Patients with rheumatoid arthritis (RA) are at increased risk of coronary artery disease (CAD) compared with individuals who suffer from CAD but not RA. The findings of research published today in Arthritis Research & Therapy show that CAD is accelerated in RA patients, and patients with both RA and CAD are at an increased risk of death from heart disease. The authors of the study suggest that the high numbers of inflammatory T cells found in RA arthritis patients may cause the increased risk of CAD. Importantly, this increased risk results in a trend towards increased risk of death from cardiovascular disease for patients with rheumatoid arthritis.

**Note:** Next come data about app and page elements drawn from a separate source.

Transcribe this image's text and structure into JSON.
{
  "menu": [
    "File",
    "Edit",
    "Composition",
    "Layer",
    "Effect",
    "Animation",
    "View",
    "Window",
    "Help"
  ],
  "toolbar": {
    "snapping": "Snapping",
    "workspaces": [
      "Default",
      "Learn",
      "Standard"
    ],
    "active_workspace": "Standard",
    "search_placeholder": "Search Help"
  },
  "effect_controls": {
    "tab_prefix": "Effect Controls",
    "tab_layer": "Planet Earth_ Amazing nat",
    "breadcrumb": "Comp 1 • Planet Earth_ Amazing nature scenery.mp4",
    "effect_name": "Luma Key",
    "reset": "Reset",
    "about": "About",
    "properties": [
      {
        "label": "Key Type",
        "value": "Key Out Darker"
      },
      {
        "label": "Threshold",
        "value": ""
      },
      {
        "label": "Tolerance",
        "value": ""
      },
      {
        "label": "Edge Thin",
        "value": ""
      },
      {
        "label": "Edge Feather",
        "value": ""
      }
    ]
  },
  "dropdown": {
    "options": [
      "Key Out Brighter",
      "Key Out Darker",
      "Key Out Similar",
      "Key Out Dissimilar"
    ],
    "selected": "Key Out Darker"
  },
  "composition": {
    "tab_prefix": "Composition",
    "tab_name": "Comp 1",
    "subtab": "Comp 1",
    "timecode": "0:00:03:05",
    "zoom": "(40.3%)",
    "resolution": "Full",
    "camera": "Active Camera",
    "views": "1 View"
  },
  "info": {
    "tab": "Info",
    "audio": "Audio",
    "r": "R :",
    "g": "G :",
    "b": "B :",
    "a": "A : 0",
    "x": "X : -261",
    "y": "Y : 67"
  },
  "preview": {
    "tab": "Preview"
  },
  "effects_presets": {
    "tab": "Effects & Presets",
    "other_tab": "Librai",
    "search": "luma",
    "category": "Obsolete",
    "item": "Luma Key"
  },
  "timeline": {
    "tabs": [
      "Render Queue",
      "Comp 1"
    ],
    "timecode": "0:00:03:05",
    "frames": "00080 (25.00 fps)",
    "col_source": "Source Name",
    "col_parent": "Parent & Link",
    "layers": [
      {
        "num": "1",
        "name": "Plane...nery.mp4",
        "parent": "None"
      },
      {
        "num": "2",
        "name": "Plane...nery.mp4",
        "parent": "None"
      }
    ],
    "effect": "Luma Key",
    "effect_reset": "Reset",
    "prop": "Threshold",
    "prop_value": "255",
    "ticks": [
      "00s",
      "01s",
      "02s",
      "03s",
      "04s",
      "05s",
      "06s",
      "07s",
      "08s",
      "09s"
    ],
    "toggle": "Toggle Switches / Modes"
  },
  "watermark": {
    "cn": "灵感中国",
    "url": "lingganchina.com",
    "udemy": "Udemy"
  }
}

The risk of cardiovascular diseases is higher in patients with RA. It is known that the processes leading to the chronic inflammation and autoimmune response seen in RA share features with those involved in atherosclerosis. Because of this, RA patients could be predisposed to CAD. Several studies have already shown an increased risk of atherosclerosis and heart attacks in patients with RA. Despite this knowledge, data is lacking on how high that risk is.
Kenneth Warrington and colleagues, from the Mayo Clinic in Minnesota, conducted a study of residents in Olmsted County, Minnesota, USA, with RA and new-onset CAD. These patients were compared to a control group of patients with newly diagnosed CAD. The two groups were then matched for age, sex and cardiovascular risk factors including diabetes, high blood pressure and smoking. For patients in both groups, the results of the first coronary angiogram – an x-ray image of blood vessels used to identify the exact location and severity of CAD – were examined.
Juliette Savin | alfa
Researchers identify cause of hereditary skeletal muscle disorder
22.02.2017 | Klinikum der Universität München
Second cause of hidden hearing loss identified
20.02.2017 | Michigan Medicine - University of Michigan
Cells need to repair damaged DNA in our genes to prevent the development of cancer and other diseases. Our cells therefore activate and send “repair-proteins”...
The Fraunhofer IWS Dresden and Technische Universität Dresden inaugurated their jointly operated Center for Additive Manufacturing Dresden (AMCD) with a festive ceremony on February 7, 2017. Scientists from various disciplines perform research on materials, additive manufacturing processes and innovative technologies, which build up components in a layer by layer process. This technology opens up new horizons for component design and combinations of functions. For example during fabrication, electrical conductors and sensors are already able to be additively manufactured into components. They provide information about stress conditions of a product during operation.
The 3D-printing technology, or additive manufacturing as it is often called, has long made the step out of scientific research laboratories into industrial...
Nature does amazing things with limited design materials. Grass, for example, can support its own weight, resist strong wind loads, and recover after being...
Nanometer-scale magnetic perforated grids could create new possibilities for computing. Together with international colleagues, scientists from the Helmholtz Zentrum Dresden-Rossendorf (HZDR) have shown how a cobalt grid can be reliably programmed at room temperature. In addition they discovered that for every hole ("antidot") three magnetic states can be configured. The results have been published in the journal "Scientific Reports".
Physicist Dr. Rantej Bali from the HZDR, together with scientists from Singapore and Australia, designed a special grid structure in a thin layer of cobalt in...
13.02.2017 | Event News
10.02.2017 | Event News
09.02.2017 | Event News
22.02.2017 | Power and Electrical Engineering
22.02.2017 | Life Sciences
22.02.2017 | Physics and Astronomy